From SABR member David Kagan at The Hardball Times on March 5, 2019:
Ed Roebuck was not the kind of player who usually gets remembered. He pitched his way to a lifetime record of 52-31 from 1955 to 1966 playing for four different teams and gathered a grand total of -0.7 WAR. And yet people do remember him, not least because he somehow managed to earn World Series rings with the 1955 Dodgers and the 2004 Red Sox (for whom he was a scout). Roebuck’s SABR Biography is an interesting read, but it’s one particular aspect of his baseball career that interests us today. He was one of the very best hitters of fungos ever. From the aforementioned SABR Biography:
…One of his hobbies as a child was hitting stones with a stick or a club by himself. This turned out to be great training for such feats as hitting the eagle atop the scoreboard at the first Busch Stadium, hitting a ball over the roof at Forbes Field, hitting the center-field wall at the Polo Grounds, and whacking a ball into the colonnaded end of the Los Angeles Coliseum. For that feat, [Dodgers manager Walter] Alston fined Roebuck $75.
‘There is a funny story regarding how I got that $75 back. The architect designing the Astrodome asked Walter O’Malley how to figure how high to make the roof. O’Malley promised to find out how high his good fungo hitter, which was me, could hit one.

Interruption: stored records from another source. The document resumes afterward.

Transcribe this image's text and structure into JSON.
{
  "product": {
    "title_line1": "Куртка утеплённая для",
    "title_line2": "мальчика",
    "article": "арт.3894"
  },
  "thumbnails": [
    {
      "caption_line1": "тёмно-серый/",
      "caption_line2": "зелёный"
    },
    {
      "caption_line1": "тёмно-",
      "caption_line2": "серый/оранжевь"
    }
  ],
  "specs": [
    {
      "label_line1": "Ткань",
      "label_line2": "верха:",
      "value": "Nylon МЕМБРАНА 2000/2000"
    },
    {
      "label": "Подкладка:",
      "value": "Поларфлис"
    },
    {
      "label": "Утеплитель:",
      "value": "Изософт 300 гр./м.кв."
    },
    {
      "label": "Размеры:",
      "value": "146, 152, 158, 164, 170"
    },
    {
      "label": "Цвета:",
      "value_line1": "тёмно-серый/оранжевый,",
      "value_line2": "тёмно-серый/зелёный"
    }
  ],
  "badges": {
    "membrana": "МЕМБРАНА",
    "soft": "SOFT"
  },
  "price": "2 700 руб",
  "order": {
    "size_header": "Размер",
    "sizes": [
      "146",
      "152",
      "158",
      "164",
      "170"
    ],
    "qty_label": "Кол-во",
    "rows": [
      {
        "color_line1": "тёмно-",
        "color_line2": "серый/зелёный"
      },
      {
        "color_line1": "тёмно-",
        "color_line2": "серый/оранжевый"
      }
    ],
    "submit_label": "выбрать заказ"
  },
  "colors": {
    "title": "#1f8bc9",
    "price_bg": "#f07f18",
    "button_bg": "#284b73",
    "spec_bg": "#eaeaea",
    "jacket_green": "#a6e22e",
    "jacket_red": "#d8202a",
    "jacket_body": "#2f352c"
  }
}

On the breakfast line at Vero, O’Malley approached me and asked me how high I could hit a fungo. I said, “I guess about 200 feet in the air, sir.” At the end of the workouts that day, Mr. O’Malley had me report to Field 4, where I hit a bunch of fungoes until he was satisfied. When I finished he asked me, “How much did Alston fine you for hitting the ball out of the Coliseum?” I told him $75, and a few weeks later a batboy came to the bullpen in spring training with a bag filled with $75 in quarters, which he said were from Mr. O’Malley.’”
Maybe you don’t know what the heck a fungo is. It is a bat designed specifically to hit balls tossed upward by a hitter as opposed to balls thrown by a pitcher. For example, a coach might use a fungo to hit balls for infield practice. A sample fungo is shown below. Why would a fungo be any different than a bat used by a player in a game? That’s where the physics comes in.
Read the full article here: https://tht.fangraphs.com/the-physics-of-fungos/
This page was last updated March 8, 2019 at 9:34 am MST.